Clean Slate debt cancellations (the Jubilee Year), used in Babylonia since Hammurabi’s dynasty, first appear in the Bible in Leviticus 25. Jesus’s first sermon announced that he had come to proclaim it. This message — more than other religious claims — is what threatened his enemies, and why he was put to death.
This interpretation has been all but expunged from our contemporary understanding of the phrase, “…and forgive them their debts,” in The Lord’s Prayer. It has been changed to “…and forgive them their trespasses (or sins),” depending on the particular Christian tradition that influenced the translation from the Greek opheilēma/opheiletēs (debts/debtors). On the contrary, debt repayment has become sanctified and mystified as a way of moralizing claims on borrowers, allowing creditor elites and oligarchs the leverage to take over societies and privatize their public assets, especially in hard times.
Doesn’t it seem interesting that industrious and entrepreneurial people would bother with loaning money at interest when there is plenty of money to be made by making stuff and selling it for a profit? This is why I think of debt as a means of social control. And this is also why I think that all the new laws being proposed by the GOP in so many states are really about social control and nothing more.
Why would anyone want to disenfranchise someone else in a democracy? It is a quest for control over other people. Stagnating wages? Social control. 8-hour lines to vote? Social control. Voter purges? Social control. Cash bail? Social control. Prisons? Social control. Student debt? Social control. The mortgage? Social control. All of these things pose a risk to self-sufficiency and subsistence. They are predicated on the notion that I can’t be happy unless other people are unhappy. H.L. Menken nailed it here:
“Puritanism: The haunting fear that someone, somewhere, may be happy.”
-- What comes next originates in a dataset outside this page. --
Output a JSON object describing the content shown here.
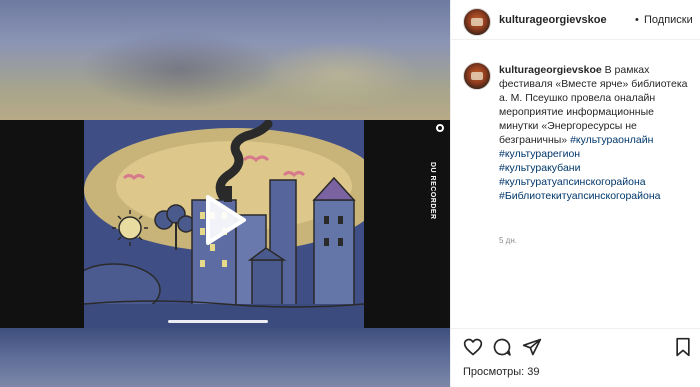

And if people are happy, they’re hard to control. If people can rely upon their own ability to care for themselves, to live a better life without debt, without external control, then we can’t control them. Note also that debt implies dependence. This fear is at the bottom of the entire conservative movement. It's as if conservatives are raising the transaction cost of being happy just for their own amusement. This is why I’m a liberal.
I would like to be wrong about all this, and I wouldn’t mind being proven wrong about it, too. I really do hope that conservatives have a better sense than pursuing a quest for social control of other people through economic and civil means. It’s almost as if they figured out that the church has lost its appeal and decided that economic control over others is better than nothing. But I believe that the church lost its appeal precisely because they went along with the bankers rather than Jesus on the matter of debt. Nowhere do I hear the church calling for debt forgiveness. Sometimes I wonder if we would even need a welfare state if not for all the astronomical debts that surround us.
So when I see all the claims of a rigged election, I smell that fear. When I see all the new laws calling for greater restrictions on voting places, times, and absentee ballots, I smell that fear. I note for the record that Utah has been running elections by mail since 2013. They did pass a law concerning elections this year, but that was just to remove dead people from the polls. They made no other changes to anything else regarding elections, and that to me gives the lie to the other states claiming that their new laws are about election integrity. Underneath all of this furor is the fear that a progressive and liberal faction might actually have a voice in determining our collective fate.